Standout Tartan shortstop to play for Gophers
ST. PAUL, Minn. -- No one is giggling at Ryan Abrahamson today. Abrahamson took his share of hazing when he sprouted to 6 foot 4 after his sophomore year, and Tartan baseball coach Curt Russell left him at shortstop. There were more giggles on th...
ST. PAUL, Minn. -- No one is giggling at Ryan Abrahamson today.
Abrahamson took his share of hazing when he sprouted to 6 foot 4 after his sophomore year, and Tartan baseball coach Curt Russell left him at shortstop. There were more giggles on the ice. Abrahamson was almost an inch taller in skates as a forward for Tartan's hockey team.
As the one-liners flowed, Abrahamson tuned out the rhetoric and focused on improving his skills, particularly on the baseball field. Yes, 6-4 is quite tall for a shortstop, but few high school players in Minnesota were as productive -- at the plate or in the field -- as the Tartan graduate demonstrated this season.
"I guess things turned out OK," Abrahamson said. "I never thought I would be in a position like this. You always think there's somebody out there better than you."
Not this year. Abrahamson led Tartan to a 19-5 finish, which included a 6-0 performance as a pitcher. He batted .452 and set single-season school records with 13 homers and 49 runs batted in. Twenty-six of his 38 hits went for extra bases.

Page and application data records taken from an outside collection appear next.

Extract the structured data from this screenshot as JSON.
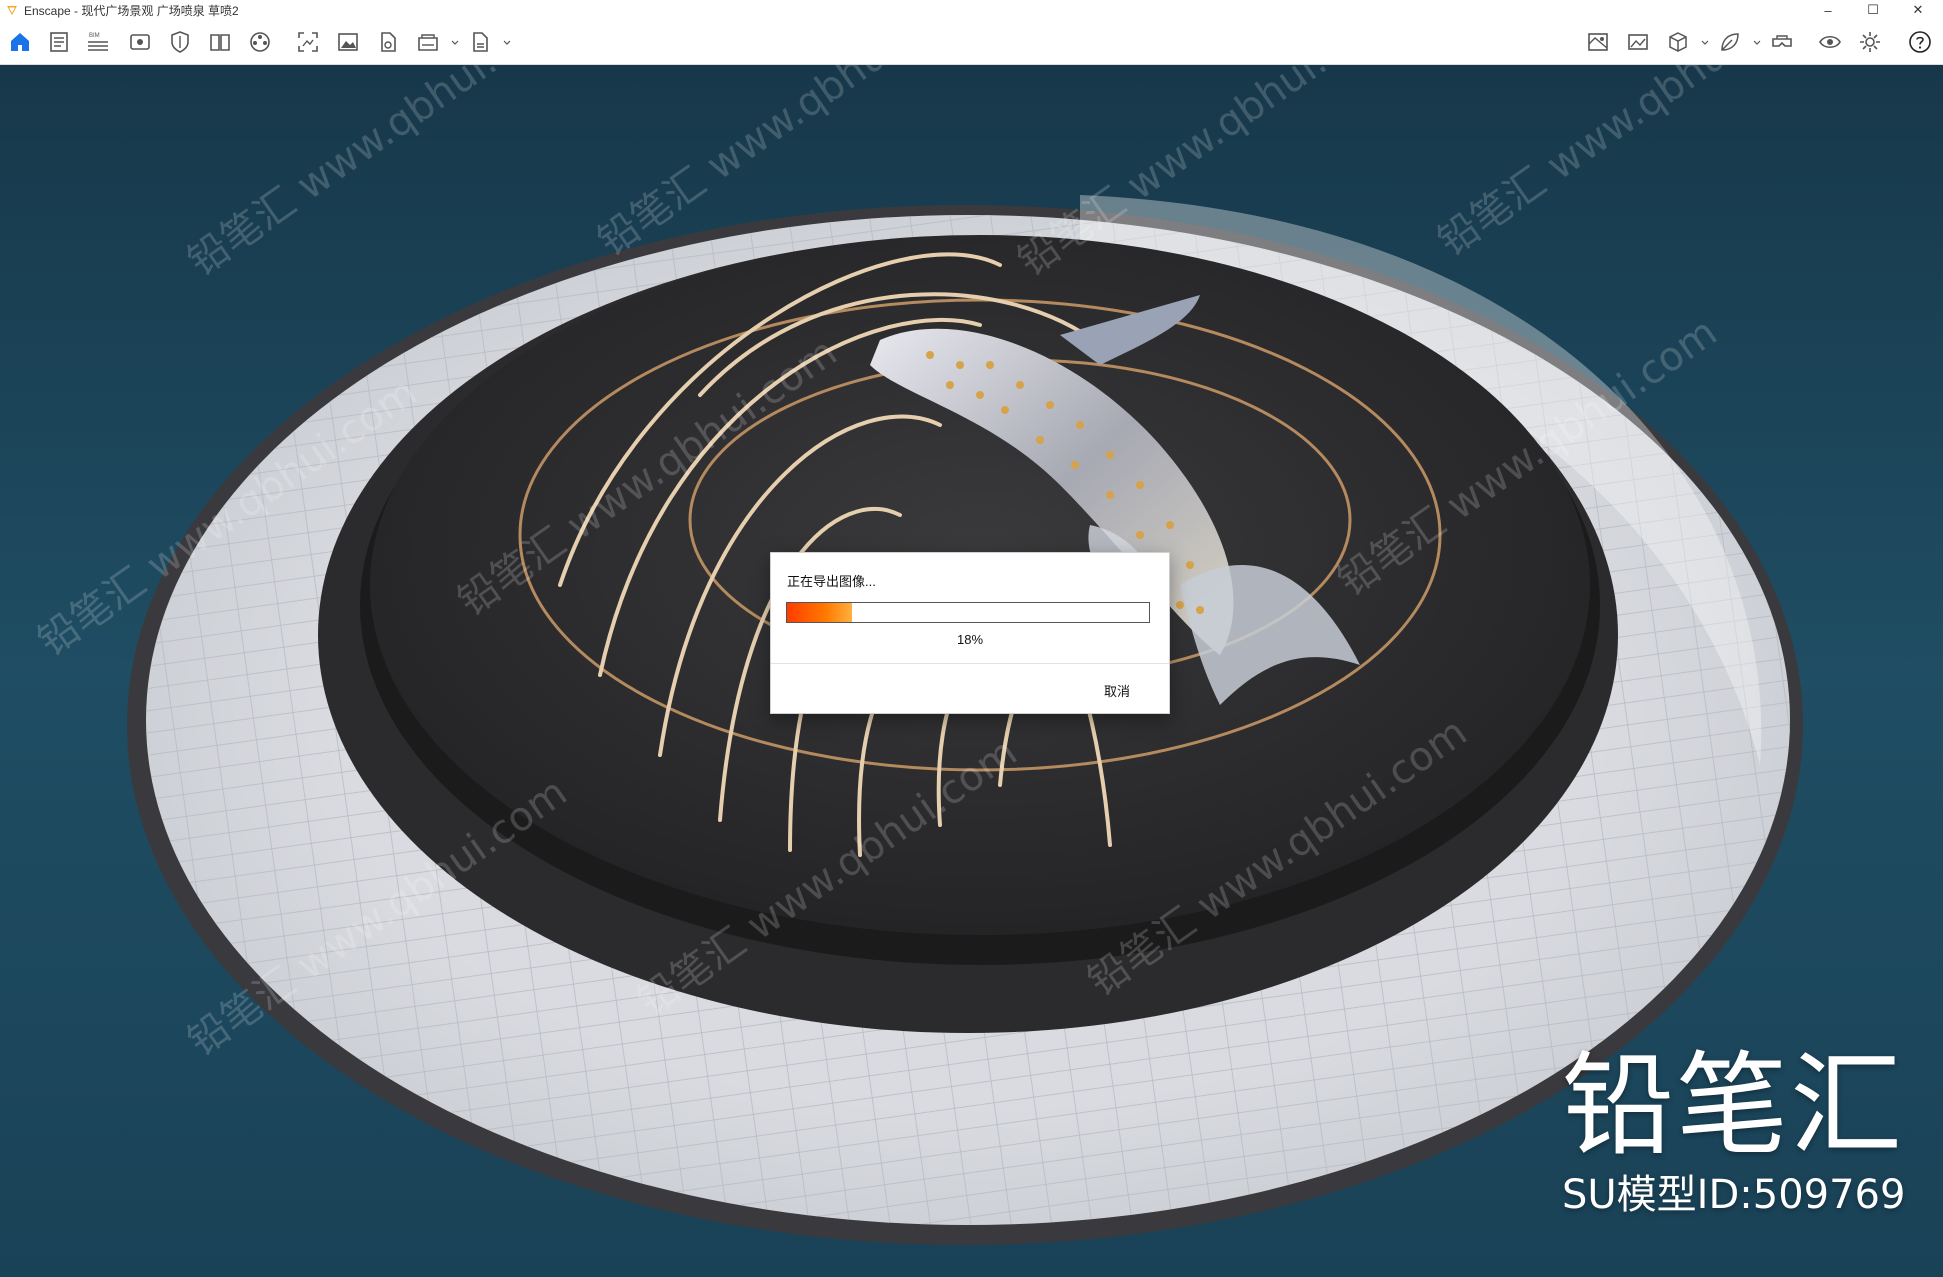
{
  "window": {
    "title": "Enscape - 现代广场景观 广场喷泉 草喷2",
    "controls": {
      "minimize": "–",
      "maximize": "☐",
      "close": "✕"
    }
  },
  "toolbar": {
    "left_icons": [
      "home-icon",
      "document-icon",
      "bim-icon",
      "view-icon",
      "shield-icon",
      "book-icon",
      "film-reel-icon",
      "screenshot-icon",
      "image-icon",
      "file-icon",
      "panorama-360-icon",
      "export-exe-icon"
    ],
    "bim_label": "BIM",
    "right_icons": [
      "map-icon",
      "image-gallery-icon",
      "cube-icon",
      "leaf-icon",
      "vr-headset-icon",
      "eye-icon",
      "settings-icon",
      "help-icon"
    ]
  },
  "dialog": {
    "message": "正在导出图像...",
    "progress_percent": 18,
    "progress_label": "18%",
    "cancel_label": "取消"
  },
  "watermark": {
    "brand": "铅笔汇",
    "model_id": "SU模型ID:509769",
    "tile_text": "铅笔汇 www.qbhui.com"
  },
  "colors": {
    "accent": "#1a73e8",
    "progress_start": "#ff3c00",
    "progress_end": "#ffb040",
    "water": "#1d4a5e"
  }
}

The long ball, a consistent part of Abrahamson's offense, helped him earn a scholarship at the University of Minnesota. His bat also attracted moderate interest from the Twins, who chose him in the 40th round of last week's major-league amateur draft.

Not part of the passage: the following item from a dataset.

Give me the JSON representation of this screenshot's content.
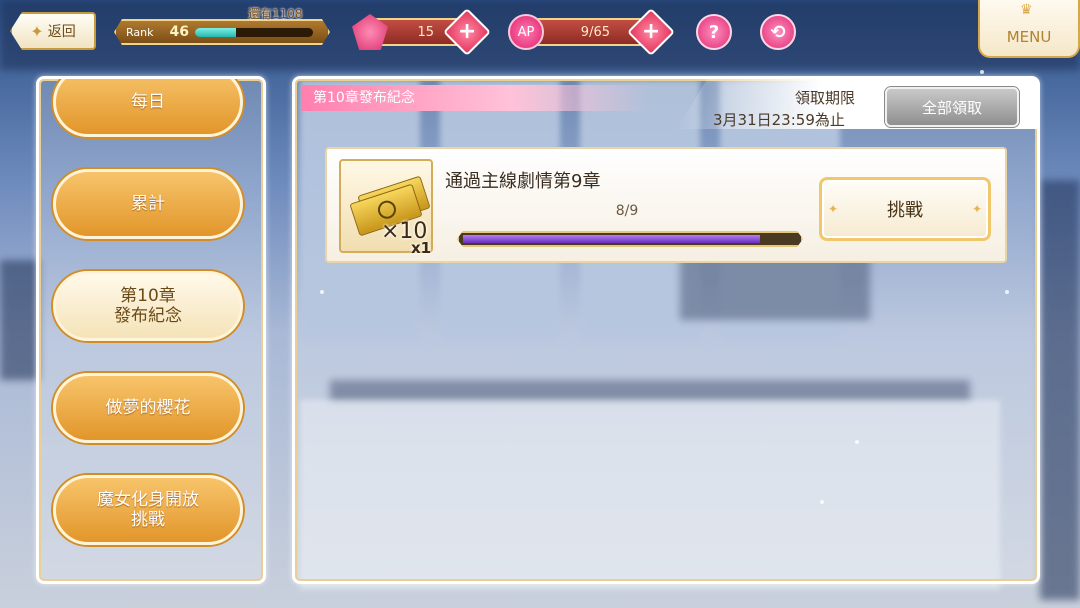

For a kid teased because of his height, life is pretty cool right now.
Baseball became Abrahamson's priority as soon as Tartan's 2008-09 hockey season ended. He scored 16 goals but had no interest in putting on skates again.

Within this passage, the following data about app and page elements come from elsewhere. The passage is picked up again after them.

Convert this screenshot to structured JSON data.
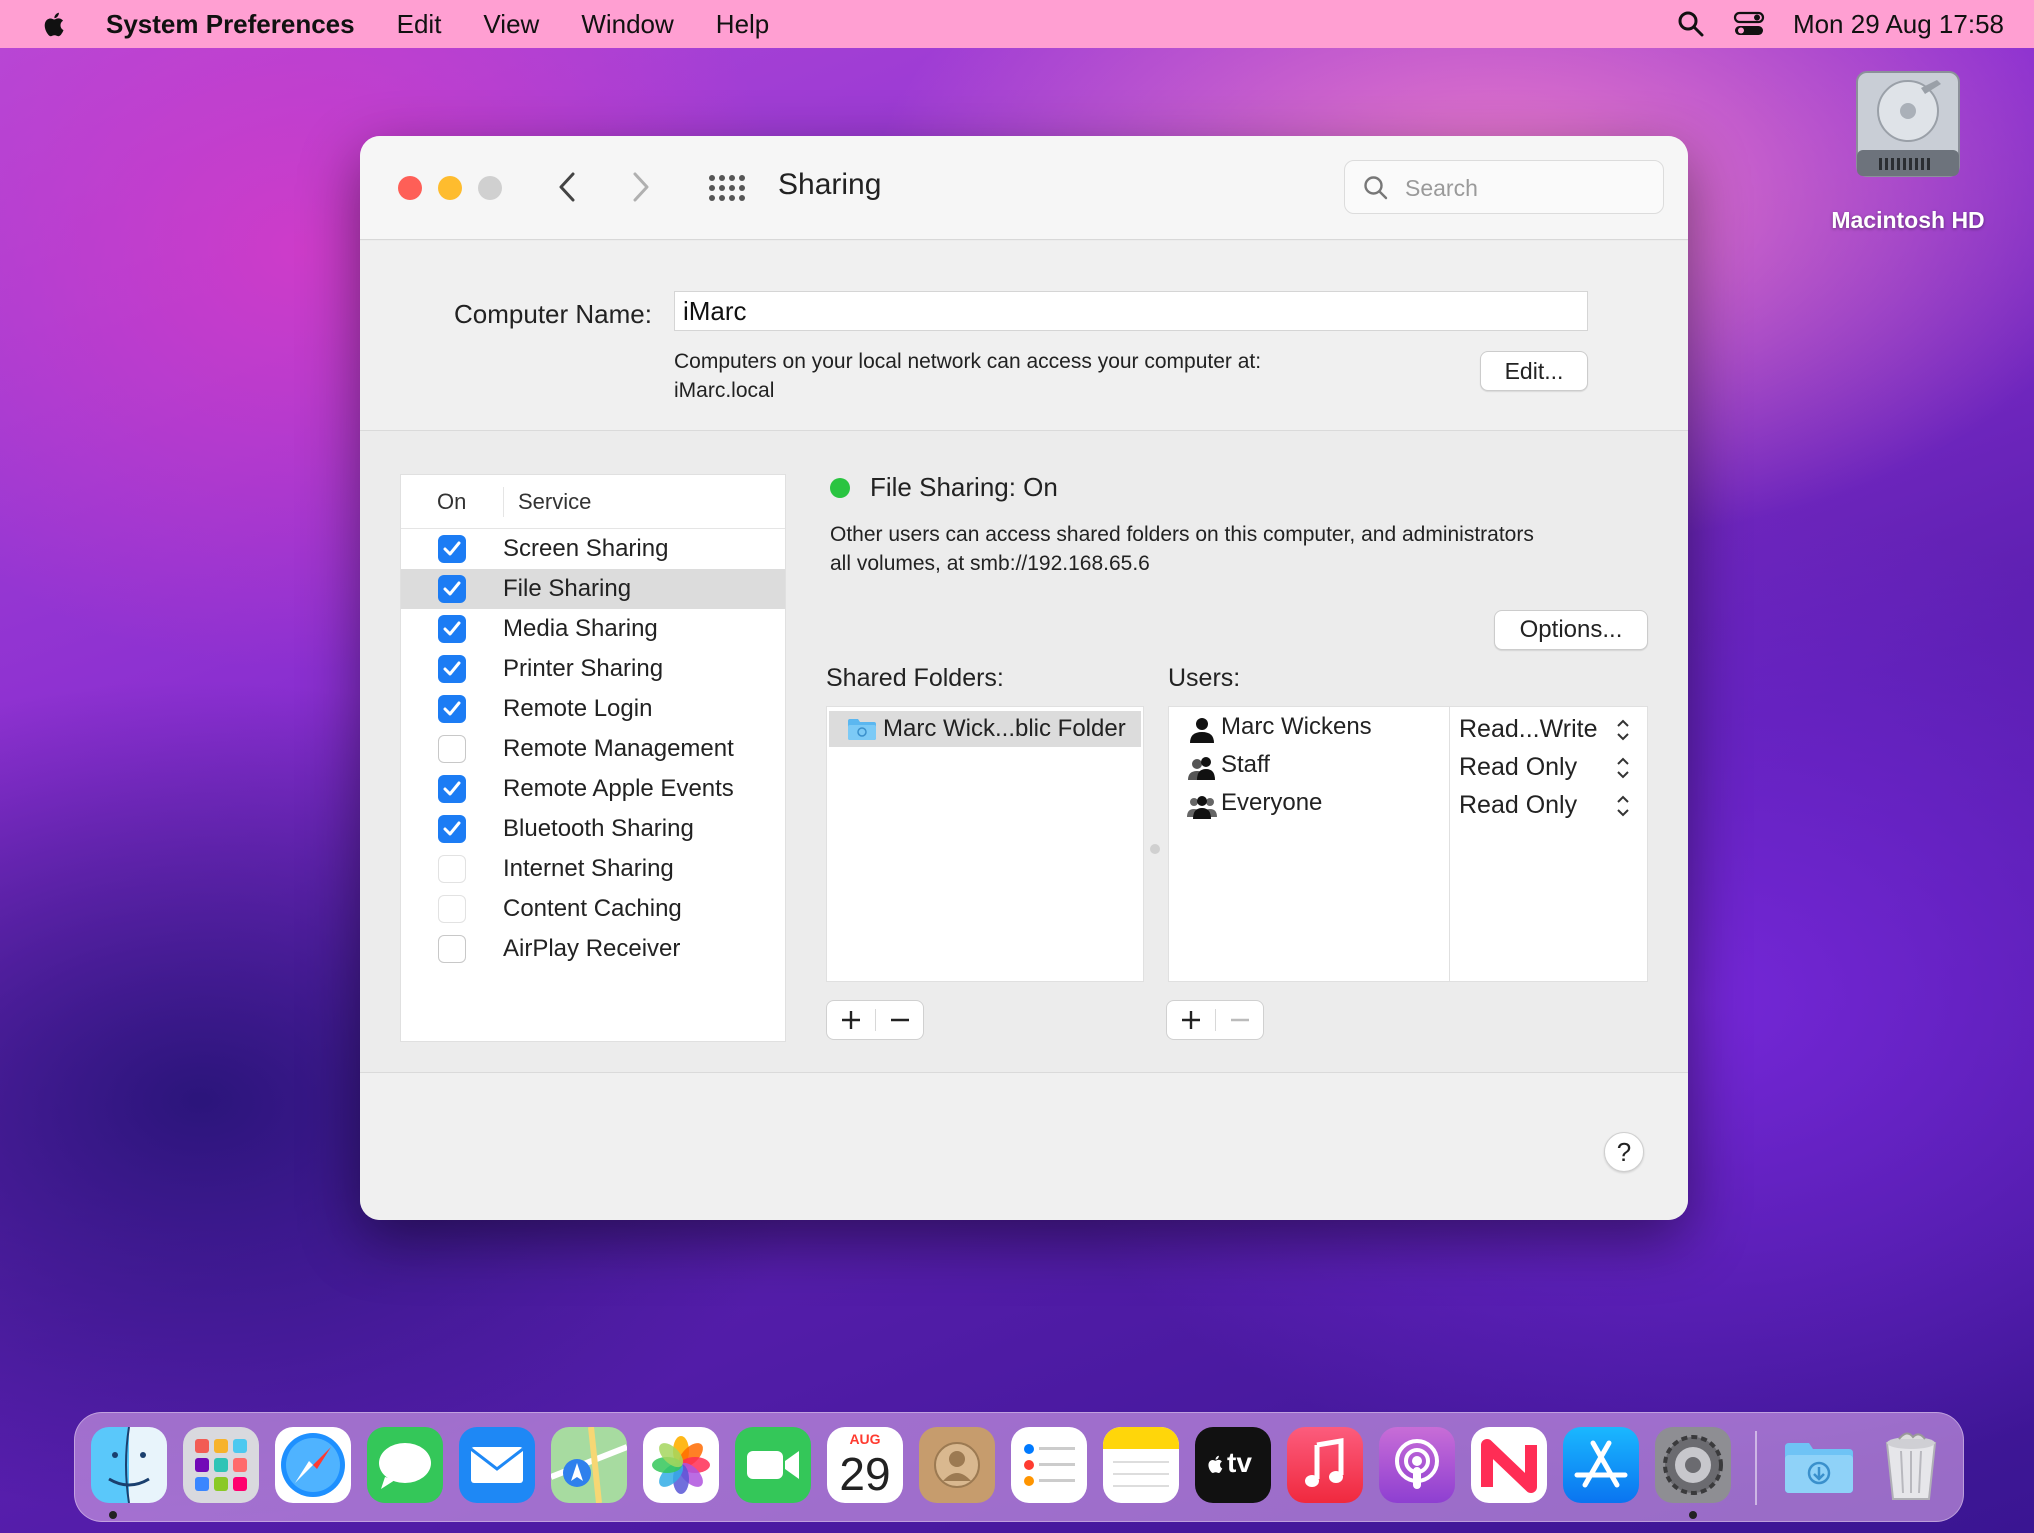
{
  "menubar": {
    "app_name": "System Preferences",
    "items": [
      "Edit",
      "View",
      "Window",
      "Help"
    ],
    "clock": "Mon 29 Aug  17:58"
  },
  "desktop": {
    "drive_label": "Macintosh HD"
  },
  "window": {
    "title": "Sharing",
    "search_placeholder": "Search",
    "computer_name_label": "Computer Name:",
    "computer_name_value": "iMarc",
    "address_line1": "Computers on your local network can access your computer at:",
    "address_line2": "iMarc.local",
    "edit_button": "Edit..."
  },
  "services": {
    "header_on": "On",
    "header_service": "Service",
    "items": [
      {
        "label": "Screen Sharing",
        "checked": true
      },
      {
        "label": "File Sharing",
        "checked": true,
        "selected": true
      },
      {
        "label": "Media Sharing",
        "checked": true
      },
      {
        "label": "Printer Sharing",
        "checked": true
      },
      {
        "label": "Remote Login",
        "checked": true
      },
      {
        "label": "Remote Management",
        "checked": false
      },
      {
        "label": "Remote Apple Events",
        "checked": true
      },
      {
        "label": "Bluetooth Sharing",
        "checked": true
      },
      {
        "label": "Internet Sharing",
        "checked": false
      },
      {
        "label": "Content Caching",
        "checked": false
      },
      {
        "label": "AirPlay Receiver",
        "checked": false
      }
    ]
  },
  "detail": {
    "status": "File Sharing: On",
    "status_color": "#29c440",
    "description_line1": "Other users can access shared folders on this computer, and administrators",
    "description_line2": "all volumes, at smb://192.168.65.6",
    "options_button": "Options...",
    "shared_folders_label": "Shared Folders:",
    "users_label": "Users:",
    "folders": [
      "Marc Wick...blic Folder"
    ],
    "users": [
      {
        "name": "Marc Wickens",
        "icon": "person-icon",
        "permission": "Read...Write"
      },
      {
        "name": "Staff",
        "icon": "group-icon",
        "permission": "Read Only"
      },
      {
        "name": "Everyone",
        "icon": "everyone-icon",
        "permission": "Read Only"
      }
    ],
    "add_symbol": "+",
    "remove_symbol": "−",
    "help_symbol": "?"
  },
  "dock": {
    "month": "AUG",
    "day": "29",
    "tv_label": "tv",
    "apps": [
      "Finder",
      "Launchpad",
      "Safari",
      "Messages",
      "Mail",
      "Maps",
      "Photos",
      "FaceTime",
      "Calendar",
      "Contacts",
      "Reminders",
      "Notes",
      "TV",
      "Music",
      "Podcasts",
      "News",
      "App Store",
      "System Preferences",
      "Downloads",
      "Trash"
    ]
  }
}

Another change is awaiting Abrahamson as he prepares to join the Gophers' program. Gophers coach John Anderson told him that he will be moved from shortstop to the outfield or first base.
"I'm OK with that," Abrahamson said of the position change. "I wasn't expecting to stay at shortstop in college. It doesn't matter that much where I play."
Abrahamson calls the Twins his "favorite baseball team," but he's leaning toward resuming his career in college.
Abrahamson had a special moment about a week before the draft. He and several local college players were invited by Twins player personnel officials to participate in a batting practice session at the Metrodome.
Tartan didn't play in the Metrodome during Abrahamson's career, so the session was a first-time experience for the slugger.
"It was really a lot of fun to hit in the Dome," Abrahamson said. "I was able to hit four or five over the wall."
At Tartan, Abrahamson's favorite moment had nothing to do with one of his big hits or dominant performances on the mound.
In a game against Cretin-Derham Hall this season, the score was tied in the seventh inning, and Tartan had runners on second and third with Abrahamson due up. The Raiders intentionally walked him, taking their chances with cleanup hitter Hogan Jackson.
Jackson hit a grand slam to win the game.
"That was such a good feeling to see that," Abrahamson said of Jackson's blast. "It showed that we had guys up and down our lineup who could produce. It wasn't about me all the time."